Despite the wide variety of applications, certain panel sizes have proven to be particularly viable in the manufacturing process of electronic assemblies.
On the one hand, this is due to the capacities for handling the panels inside the production machines, such as solder paste printers, pick-and-place machines, ovens, AOI and magazine stations. On the other hand, ergonomics plays an important role when the panels are handled by operating personnel, as well as the weight of the assemblies.
The dimensions of the panels depend primarily on the respective application. As a rule, the edge lengths of individual assemblies are less than half a metre. Assemblies that are significantly smaller are generally produced on a multiplier. This results in increased throughput and optimal utilisation of the machines in production. However, larger assemblies are more problematic. Most standard systems can no longer process these oversized assemblies.
What is the reason for large printed circuit boards?
Despite the trend towards miniaturisation and integration in electronics, applications with particularly large individual assemblies continue to arise. Lighting technology is one example: current developments in LED technology can now be found in all types of lighting, with increased luminous fluxes, generation of different colours, improved efficiency and production in a wide range of shapes.

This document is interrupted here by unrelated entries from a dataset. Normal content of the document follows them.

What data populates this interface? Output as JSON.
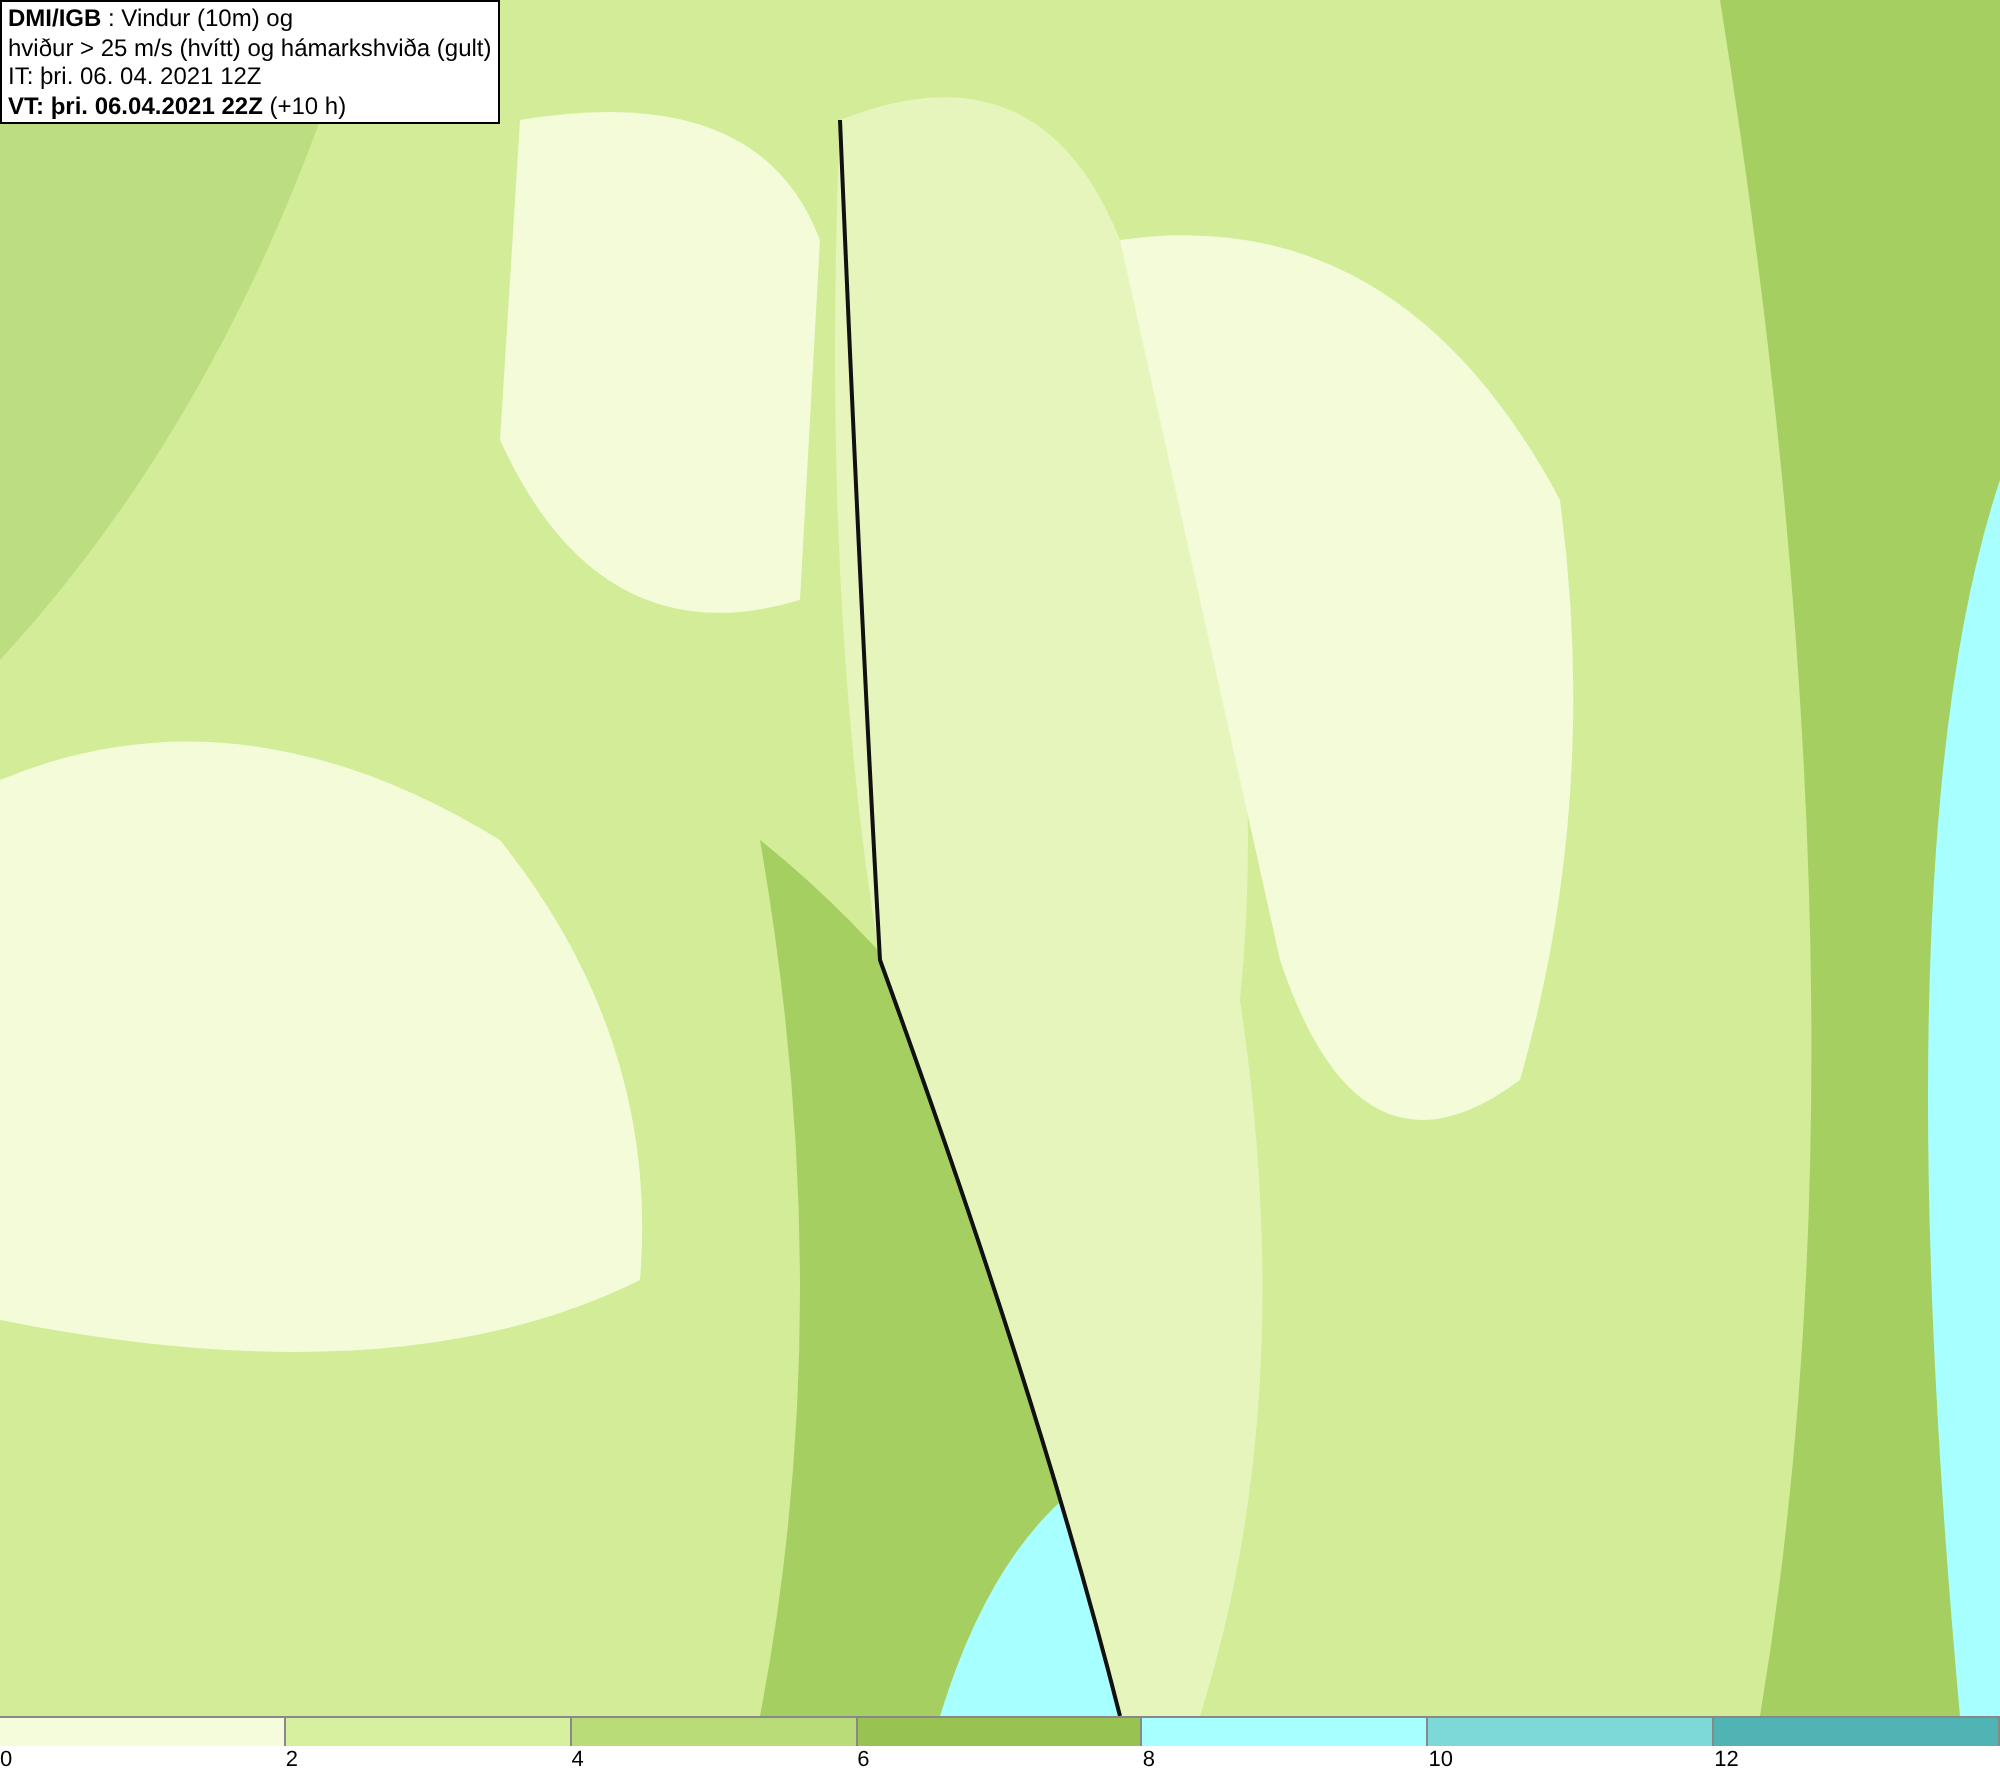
{
  "title_box": {
    "lines": [
      "**DMI/IGB** : Vindur (10m) og",
      "hviður > 25 m/s (hvítt) og hámarkshviða (gult)",
      "IT: þri. 06. 04. 2021 12Z",
      "**VT: þri. 06.04.2021 22Z** (+10 h)"
    ]
  },
  "legend": [
    {
      "label": "0",
      "color": "#f5fcdc"
    },
    {
      "label": "2",
      "color": "#d7f0a0"
    },
    {
      "label": "4",
      "color": "#b9dc78"
    },
    {
      "label": "6",
      "color": "#98c350"
    },
    {
      "label": "8",
      "color": "#a8ffff"
    },
    {
      "label": "10",
      "color": "#7dd8d8"
    },
    {
      "label": "12",
      "color": "#50b4b4"
    }
  ]
}
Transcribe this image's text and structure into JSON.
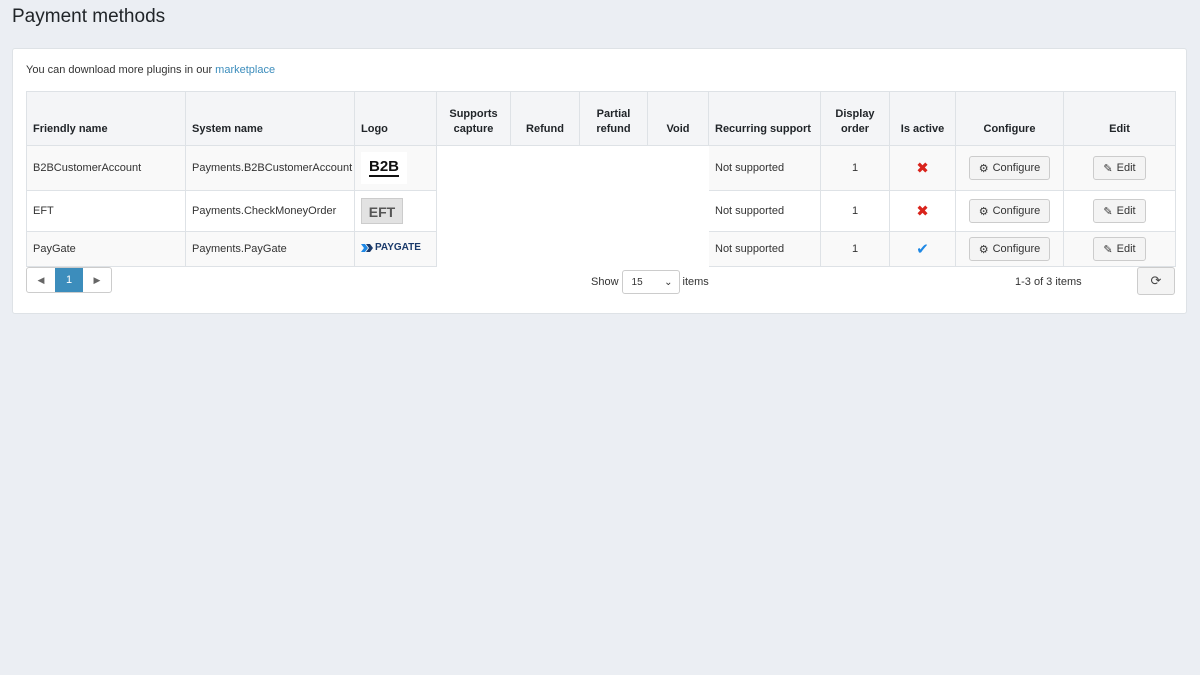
{
  "page": {
    "title": "Payment methods"
  },
  "notice": {
    "text": "You can download more plugins in our ",
    "link": "marketplace"
  },
  "table": {
    "headers": {
      "friendly_name": "Friendly name",
      "system_name": "System name",
      "logo": "Logo",
      "supports_capture_1": "Supports",
      "supports_capture_2": "capture",
      "refund": "Refund",
      "partial_refund_1": "Partial",
      "partial_refund_2": "refund",
      "void": "Void",
      "recurring": "Recurring support",
      "display_order_1": "Display",
      "display_order_2": "order",
      "is_active": "Is active",
      "configure": "Configure",
      "edit": "Edit"
    },
    "rows": [
      {
        "friendly": "B2BCustomerAccount",
        "system": "Payments.B2BCustomerAccount",
        "logo_text": "B2B",
        "recurring": "Not supported",
        "order": "1",
        "active": false,
        "configure": "Configure",
        "edit": "Edit"
      },
      {
        "friendly": "EFT",
        "system": "Payments.CheckMoneyOrder",
        "logo_text": "EFT",
        "recurring": "Not supported",
        "order": "1",
        "active": false,
        "configure": "Configure",
        "edit": "Edit"
      },
      {
        "friendly": "PayGate",
        "system": "Payments.PayGate",
        "logo_text": "PAYGATE",
        "recurring": "Not supported",
        "order": "1",
        "active": true,
        "configure": "Configure",
        "edit": "Edit"
      }
    ]
  },
  "pager": {
    "prev_icon": "triangle-left-icon",
    "current_page": "1",
    "next_icon": "triangle-right-icon",
    "show_label": "Show",
    "page_size": "15",
    "items_label": "items",
    "summary": "1-3 of 3 items",
    "refresh_icon": "refresh-icon"
  },
  "colors": {
    "accent": "#3c8dbc",
    "inactive": "#d9241c",
    "active": "#1e88e5"
  }
}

In contrast to other electronic assemblies, size is often more important than miniaturisation where the production of lights is concerned. There are significant advantages when a larger LED light is produced on a single carrier, rather than assembling it from individual components. These include the elimination of expensive and error-prone connectors and cables, a reduction in the installation and service effort required, the integration of heat management, as well as an increase in the service life of the product.
An automatic optical inspection (AOI) system is indispensable for the efficient and automated production of assemblies. It is primarily used for quality assurance, but also for the quick and reproducible detection of production faults. In addition to standard tests for the presence of components and an assessment of solder joints, these can also include distance and position measurements (e.g. the distance of a QFN to a register mark), a swash circumference test of connector pins, or to take a more exotic example, the alignment of reed contacts in their glass bodies. AOI and automatic contacting even make it possible to extend the test of a lighting assembly to include the functional testing of LEDs, detection of micro cracks in the LED bodies, or even brightness and radiation measurements.
AOI is also an important element for achieving complete traceability of assemblies, as well as for the immediate statistical evaluation of the errors and measured values determined. The large amount of data collected is structured according to any specifications required and exchanged with a production control system (MES interface). This system can then intervene immediately in the upstream production, based on the information obtained.
If a manufacturer is tasked with the production of an extra-long assembly, this may mean that series production using an automated line is impossible, and production steps must be carried out manually. Alternatively, an assembly line with special machinery can be set up exclusively for these products. The latter option is usually considerably more expensive, making it barely profitable for small and medium-sized series production. Ideally, production machines can be set up for this special task using simple retooling measures.
There are a large number of AOI system providers worldwide. Most of the manufacturers naturally focus on the standard, widely used applications in order to achieve high sales volumes and low machine prices. The European industry, however, is increasingly characterised by its ability to flexibly and quickly react to special requirements with low and medium quantities, instead of providing for the cheap mass production of a single product. This applies for consumer goods as well as industrial equipment.
So how can a conventional inline AOI, which is designed for standard assemblies and panels, be equipped for long-board inspection? Section-by-section inspection is one option. To do so, the standard AOI is extended on both sides by two belt modules of equal length, to ensure the smooth forward feed of the long assembly. During operation, this is then transported forward, fixed and tested inside the AOI several times at defined intervals. The data and test results for each test section are grouped together and form the overall result for the assembly.
An X-Y axis gantry is used to position the image acquisition system in relation to the assembly. The assembly must be stationary while doing so. To ensure a complete inspection, the forward feed between the test sections should be slightly smaller than the possible test area in the transport direction of the AOI.
The number of the sections to be tested for the overall inspection is based on the length of the assembly, divided in whole numbers by the length of the forward feed. This method means that the maximum length of an assembly to be tested is only limited by the selection of the belt modules attached.
Göpel Electronic offers this concept as a modular extension to the AOI systems. The belt modules are supplied separately and are only connected to the AOI on-site. The electrical interface is established easily and quickly via connectors for power supply and network. A system of several stoppers ensures that the forward feed between the test section is defined and takes place quickly. The assembly is fixed in the test area. Despite this, protruding sections are supported and the assembly is not exposed to bending. This also makes it possible to test flex PCBs using a corresponding carrier.
It is equally easy to create a test programme. The individual test sections are generated from the CAD data of the assembly and associated with test tasks. The program parts of the sections are then combined into a so-called multi-test and are processed sequentially. It also remains possible to work with changing product versions and to carry out tests on standard-length assemblies. The image acquisition concept, with its telecentric optics, orthogonal camera, 3D images without shading and freely selectable angled views, is just as universally applicable and equal to any test situation.
This concept is part of the overall modular and flexible design of optical inspection systems by Göpel Electronic, which can be tailored to client requirements depending on speed, test depth and budget.